#TheaterShootings: Advances in weapon technology makes the US Constitution a poor defence against lone wolf ‘terrorists’

Quite separately from the human tragedy of the shootings in Aurora, Colorado the intriguing issue of gun law in the US comes, once more to the fore. This seems to work on two levels: public safety; and the principles of ‘spontaneous order’ which so coloured the thinking of the founding fathers of the United States itself.

One outbats the other when it comes to priorities when it comes to American politics. It took a Conservative [Of sorts – Ed], to lay out the case for prioritising the former, albeit in the broadest of broad terms:

You know, soothing words are nice, but maybe it’s time that the two people who want to be president of the United States stand up and tell us what they are going to do about it, because this is obviously a problem across the country,”

The problem, in bald terms, is that the right to bear arms has been an American citizen’s birthright since the days when it took two and a half minutes to reload a weapon of choice. These days you can lay waste to a dozen lives wel within that time and injure many more.
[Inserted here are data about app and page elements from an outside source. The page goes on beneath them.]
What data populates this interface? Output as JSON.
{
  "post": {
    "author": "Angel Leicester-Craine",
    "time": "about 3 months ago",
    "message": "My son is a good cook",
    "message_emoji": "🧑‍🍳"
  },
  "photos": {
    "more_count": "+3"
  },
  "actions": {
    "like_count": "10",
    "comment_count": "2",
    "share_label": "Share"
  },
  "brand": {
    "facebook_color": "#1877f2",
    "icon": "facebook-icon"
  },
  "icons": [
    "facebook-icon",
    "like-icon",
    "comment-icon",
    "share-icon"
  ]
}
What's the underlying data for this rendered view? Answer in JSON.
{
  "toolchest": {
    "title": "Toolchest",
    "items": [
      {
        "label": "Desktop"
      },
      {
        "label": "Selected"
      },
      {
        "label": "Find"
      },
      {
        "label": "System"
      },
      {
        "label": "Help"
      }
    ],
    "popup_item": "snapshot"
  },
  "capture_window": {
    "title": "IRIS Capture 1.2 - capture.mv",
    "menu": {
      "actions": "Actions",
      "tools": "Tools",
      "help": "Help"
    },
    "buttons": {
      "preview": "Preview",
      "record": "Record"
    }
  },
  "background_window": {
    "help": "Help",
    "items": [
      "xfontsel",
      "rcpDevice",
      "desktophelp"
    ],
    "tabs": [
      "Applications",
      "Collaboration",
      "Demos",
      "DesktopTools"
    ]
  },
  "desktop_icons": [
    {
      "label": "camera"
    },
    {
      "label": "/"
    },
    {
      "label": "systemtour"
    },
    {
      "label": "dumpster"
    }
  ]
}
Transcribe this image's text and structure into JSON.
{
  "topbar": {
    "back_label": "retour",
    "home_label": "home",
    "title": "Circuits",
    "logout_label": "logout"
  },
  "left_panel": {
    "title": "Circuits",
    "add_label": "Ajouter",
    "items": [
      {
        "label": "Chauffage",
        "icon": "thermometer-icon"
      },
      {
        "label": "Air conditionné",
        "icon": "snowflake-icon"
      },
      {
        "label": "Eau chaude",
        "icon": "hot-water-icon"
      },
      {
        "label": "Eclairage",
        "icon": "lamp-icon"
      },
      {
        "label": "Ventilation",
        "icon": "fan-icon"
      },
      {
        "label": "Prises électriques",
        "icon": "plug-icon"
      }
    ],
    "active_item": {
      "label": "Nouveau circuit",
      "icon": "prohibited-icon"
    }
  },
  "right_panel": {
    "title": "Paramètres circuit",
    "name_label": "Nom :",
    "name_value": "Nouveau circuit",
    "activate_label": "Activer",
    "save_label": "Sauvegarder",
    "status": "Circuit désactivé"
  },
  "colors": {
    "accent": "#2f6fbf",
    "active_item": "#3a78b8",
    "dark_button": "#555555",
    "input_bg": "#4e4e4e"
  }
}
How many of those in the cinema last week bore arms thinking it would protect them from such an attack?

It would certainly have been the right of most of them to do so, but it turns out the only thing that saved more was the prompt arrival of the state’s police and emergency services.

Lionel Shriver has given up commenting on such events, arguing that paying attention to such perpetrators only encourages others.

The intention of the founding fathers of the American Republic is a bulwark many in the gun lobby invoke and it is well dug in

It is hard to see it easily unravelled, even at state level. But if it is not tackled at the level of the Constitution, calls for reforms are worthless.

I am not sure how anyone could argue that the founders’ intentions were permissive of such thoughtless mass slaughter of its own citizens?

Mick is founding editor of Slugger. He has written papers on the impacts of the Internet on politics and the wider media and is a regular guest and speaking events across Ireland, the UK and Europe. Twitter: @MickFealty